## Data section
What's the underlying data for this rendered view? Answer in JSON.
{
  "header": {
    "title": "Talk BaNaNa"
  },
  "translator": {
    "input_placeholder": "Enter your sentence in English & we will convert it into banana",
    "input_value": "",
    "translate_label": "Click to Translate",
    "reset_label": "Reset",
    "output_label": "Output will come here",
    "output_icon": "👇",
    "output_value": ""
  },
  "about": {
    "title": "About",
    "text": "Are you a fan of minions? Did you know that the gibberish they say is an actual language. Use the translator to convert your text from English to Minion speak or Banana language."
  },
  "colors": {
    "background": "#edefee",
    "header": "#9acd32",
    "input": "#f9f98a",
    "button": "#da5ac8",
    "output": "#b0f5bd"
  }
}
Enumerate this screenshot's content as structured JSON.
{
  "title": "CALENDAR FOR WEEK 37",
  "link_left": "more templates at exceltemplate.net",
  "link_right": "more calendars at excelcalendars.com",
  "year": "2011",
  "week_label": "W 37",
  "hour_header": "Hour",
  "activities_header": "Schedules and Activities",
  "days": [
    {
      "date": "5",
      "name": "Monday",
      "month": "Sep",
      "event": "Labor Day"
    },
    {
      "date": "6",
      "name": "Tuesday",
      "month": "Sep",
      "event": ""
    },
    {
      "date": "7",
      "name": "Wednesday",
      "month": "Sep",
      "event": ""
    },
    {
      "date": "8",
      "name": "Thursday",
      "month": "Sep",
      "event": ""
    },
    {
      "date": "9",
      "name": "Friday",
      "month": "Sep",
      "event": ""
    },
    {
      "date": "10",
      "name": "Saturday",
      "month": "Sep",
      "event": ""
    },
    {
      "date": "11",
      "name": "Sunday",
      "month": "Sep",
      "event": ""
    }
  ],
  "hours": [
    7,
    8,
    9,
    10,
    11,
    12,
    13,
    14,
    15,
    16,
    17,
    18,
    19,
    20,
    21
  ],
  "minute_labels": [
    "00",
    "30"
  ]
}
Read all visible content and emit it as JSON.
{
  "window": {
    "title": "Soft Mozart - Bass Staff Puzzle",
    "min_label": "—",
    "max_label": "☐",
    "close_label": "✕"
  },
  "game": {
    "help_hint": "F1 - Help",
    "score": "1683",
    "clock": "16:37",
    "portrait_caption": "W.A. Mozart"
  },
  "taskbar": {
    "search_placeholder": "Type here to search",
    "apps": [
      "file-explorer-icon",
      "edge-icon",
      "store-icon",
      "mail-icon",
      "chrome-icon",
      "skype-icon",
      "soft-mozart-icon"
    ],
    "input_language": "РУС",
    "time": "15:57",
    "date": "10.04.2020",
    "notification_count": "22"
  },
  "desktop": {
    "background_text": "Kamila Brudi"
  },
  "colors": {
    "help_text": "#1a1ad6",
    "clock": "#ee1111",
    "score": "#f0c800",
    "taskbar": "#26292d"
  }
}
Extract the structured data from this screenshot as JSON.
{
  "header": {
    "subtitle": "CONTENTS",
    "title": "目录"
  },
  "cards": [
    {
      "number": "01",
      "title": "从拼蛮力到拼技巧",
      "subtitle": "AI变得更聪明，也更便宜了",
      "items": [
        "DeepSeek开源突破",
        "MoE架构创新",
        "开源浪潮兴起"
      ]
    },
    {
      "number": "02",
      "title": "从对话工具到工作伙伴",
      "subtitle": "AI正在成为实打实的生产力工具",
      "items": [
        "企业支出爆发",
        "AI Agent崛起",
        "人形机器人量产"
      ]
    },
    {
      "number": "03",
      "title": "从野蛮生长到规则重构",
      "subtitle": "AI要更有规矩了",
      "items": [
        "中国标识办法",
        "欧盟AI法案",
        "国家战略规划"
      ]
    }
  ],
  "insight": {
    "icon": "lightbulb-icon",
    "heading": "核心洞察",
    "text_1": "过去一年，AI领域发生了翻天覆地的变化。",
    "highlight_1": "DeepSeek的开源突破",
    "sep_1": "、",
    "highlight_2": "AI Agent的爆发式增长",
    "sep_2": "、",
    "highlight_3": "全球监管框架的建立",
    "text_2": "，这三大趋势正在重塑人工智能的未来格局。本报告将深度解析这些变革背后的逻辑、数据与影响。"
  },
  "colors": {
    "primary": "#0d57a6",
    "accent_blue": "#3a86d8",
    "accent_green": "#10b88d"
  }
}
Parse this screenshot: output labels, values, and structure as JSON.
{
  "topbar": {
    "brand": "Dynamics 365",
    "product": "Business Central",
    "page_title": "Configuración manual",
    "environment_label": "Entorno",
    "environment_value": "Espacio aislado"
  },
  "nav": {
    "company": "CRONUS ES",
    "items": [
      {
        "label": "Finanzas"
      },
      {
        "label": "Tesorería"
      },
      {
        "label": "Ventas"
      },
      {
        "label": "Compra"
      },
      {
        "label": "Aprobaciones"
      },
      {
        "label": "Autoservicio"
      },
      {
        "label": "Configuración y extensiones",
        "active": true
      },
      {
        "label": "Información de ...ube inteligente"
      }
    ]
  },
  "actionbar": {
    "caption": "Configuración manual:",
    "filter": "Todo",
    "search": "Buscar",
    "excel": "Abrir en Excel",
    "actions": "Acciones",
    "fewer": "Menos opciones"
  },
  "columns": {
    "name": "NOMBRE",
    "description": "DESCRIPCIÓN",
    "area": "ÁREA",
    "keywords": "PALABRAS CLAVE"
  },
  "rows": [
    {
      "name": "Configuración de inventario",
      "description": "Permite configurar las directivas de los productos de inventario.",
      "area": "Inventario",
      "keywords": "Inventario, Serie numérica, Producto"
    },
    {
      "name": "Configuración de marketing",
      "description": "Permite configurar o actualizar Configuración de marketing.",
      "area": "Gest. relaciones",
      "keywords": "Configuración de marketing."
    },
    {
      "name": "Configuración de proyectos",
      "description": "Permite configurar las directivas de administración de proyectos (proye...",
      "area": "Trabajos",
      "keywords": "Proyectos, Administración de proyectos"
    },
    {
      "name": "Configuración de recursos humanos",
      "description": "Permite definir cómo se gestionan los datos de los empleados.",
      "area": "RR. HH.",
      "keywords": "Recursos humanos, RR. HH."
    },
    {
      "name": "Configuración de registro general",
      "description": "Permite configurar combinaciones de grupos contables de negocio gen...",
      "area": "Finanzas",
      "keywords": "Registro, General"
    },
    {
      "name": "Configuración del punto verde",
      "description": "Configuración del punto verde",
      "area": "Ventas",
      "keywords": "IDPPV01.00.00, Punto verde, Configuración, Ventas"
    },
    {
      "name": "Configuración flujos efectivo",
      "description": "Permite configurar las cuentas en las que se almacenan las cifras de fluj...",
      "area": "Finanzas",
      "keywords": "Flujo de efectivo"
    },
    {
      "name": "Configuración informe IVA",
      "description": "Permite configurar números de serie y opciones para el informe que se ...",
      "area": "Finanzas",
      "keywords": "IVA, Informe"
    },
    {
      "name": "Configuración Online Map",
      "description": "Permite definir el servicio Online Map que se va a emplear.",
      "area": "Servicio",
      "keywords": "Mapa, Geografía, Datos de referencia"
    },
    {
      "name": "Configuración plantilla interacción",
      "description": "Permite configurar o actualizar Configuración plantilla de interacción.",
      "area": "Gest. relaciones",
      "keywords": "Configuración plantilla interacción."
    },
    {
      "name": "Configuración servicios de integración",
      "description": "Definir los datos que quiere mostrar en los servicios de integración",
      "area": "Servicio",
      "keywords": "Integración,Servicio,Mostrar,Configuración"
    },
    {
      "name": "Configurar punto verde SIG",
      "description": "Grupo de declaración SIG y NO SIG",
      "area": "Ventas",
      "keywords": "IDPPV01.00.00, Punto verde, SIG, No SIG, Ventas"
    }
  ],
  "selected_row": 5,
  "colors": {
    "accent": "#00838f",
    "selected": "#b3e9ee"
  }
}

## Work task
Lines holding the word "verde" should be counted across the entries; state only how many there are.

## Reply
5